— Data extracts —
══════════════════════════════
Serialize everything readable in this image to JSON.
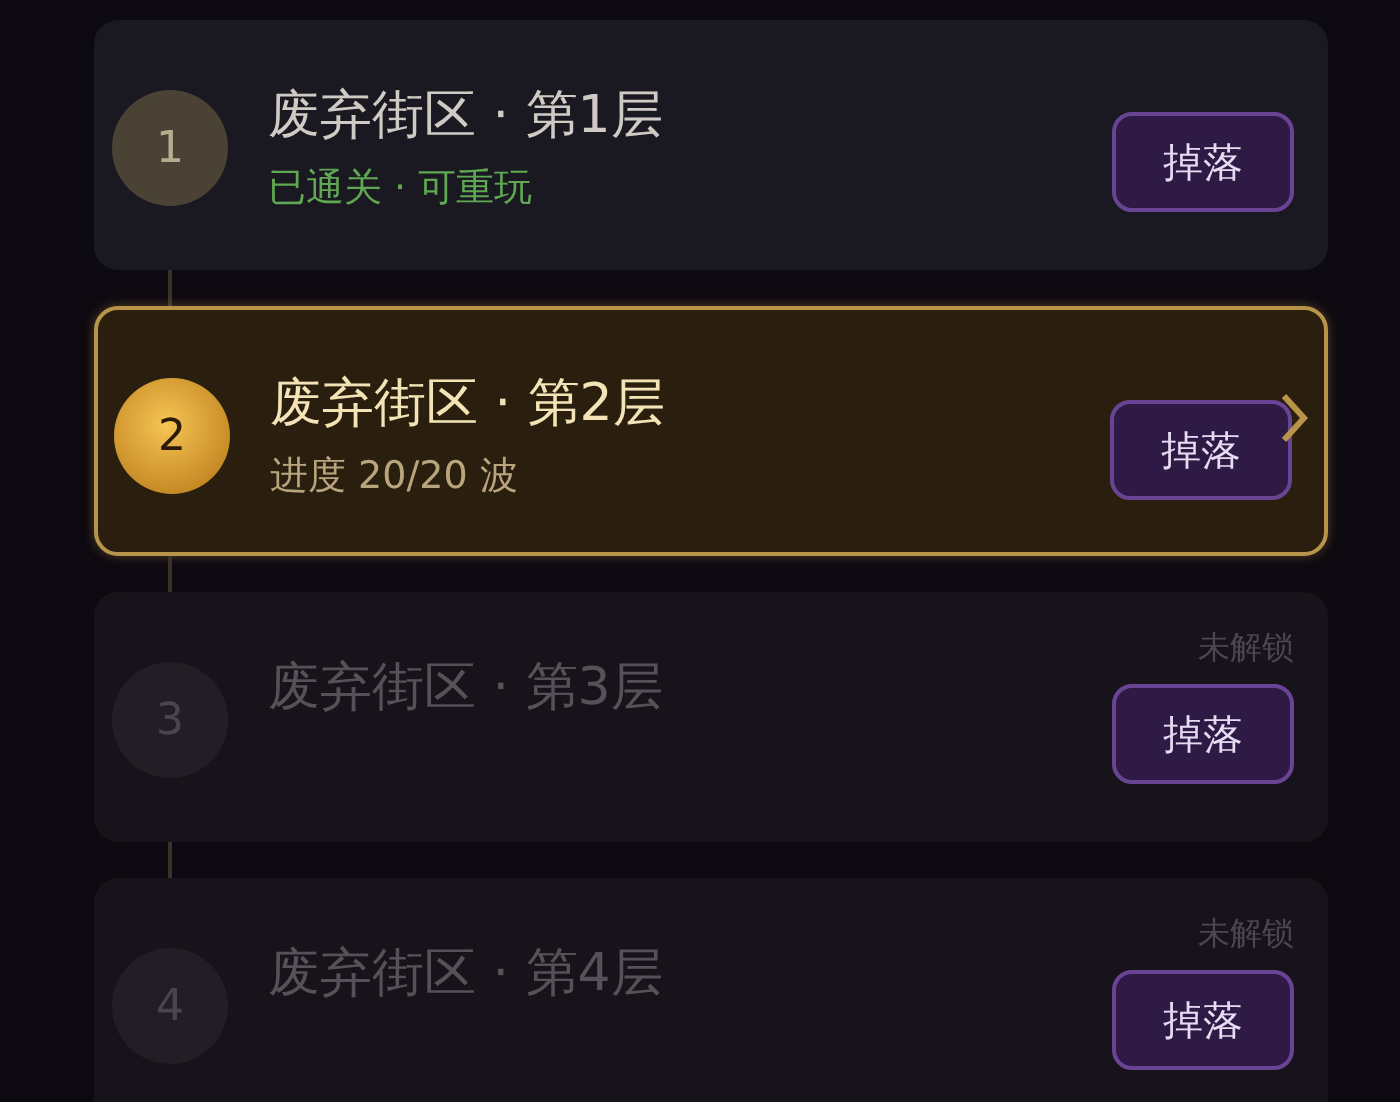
{
  "levels": [
    {
      "number": "1",
      "title": "废弃街区 · 第1层",
      "kind": "cleared",
      "selected": false,
      "subtitle": "已通关 · 可重玩",
      "button": "掉落"
    },
    {
      "number": "2",
      "title": "废弃街区 · 第2层",
      "kind": "current",
      "selected": true,
      "subtitle": "进度 20/20 波",
      "button": "掉落"
    },
    {
      "number": "3",
      "title": "废弃街区 · 第3层",
      "kind": "locked",
      "selected": false,
      "status": "未解锁",
      "button": "掉落"
    },
    {
      "number": "4",
      "title": "废弃街区 · 第4层",
      "kind": "locked",
      "selected": false,
      "status": "未解锁",
      "button": "掉落"
    }
  ]
}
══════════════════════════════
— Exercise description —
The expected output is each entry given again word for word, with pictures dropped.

— Solution —
Serialize everything readable in this image to JSON.
{
  "levels": [
    {
      "number": "1",
      "title": "废弃街区 · 第1层",
      "kind": "cleared",
      "selected": false,
      "subtitle": "已通关 · 可重玩",
      "button": "掉落"
    },
    {
      "number": "2",
      "title": "废弃街区 · 第2层",
      "kind": "current",
      "selected": true,
      "subtitle": "进度 20/20 波",
      "button": "掉落"
    },
    {
      "number": "3",
      "title": "废弃街区 · 第3层",
      "kind": "locked",
      "selected": false,
      "status": "未解锁",
      "button": "掉落"
    },
    {
      "number": "4",
      "title": "废弃街区 · 第4层",
      "kind": "locked",
      "selected": false,
      "status": "未解锁",
      "button": "掉落"
    }
  ]
}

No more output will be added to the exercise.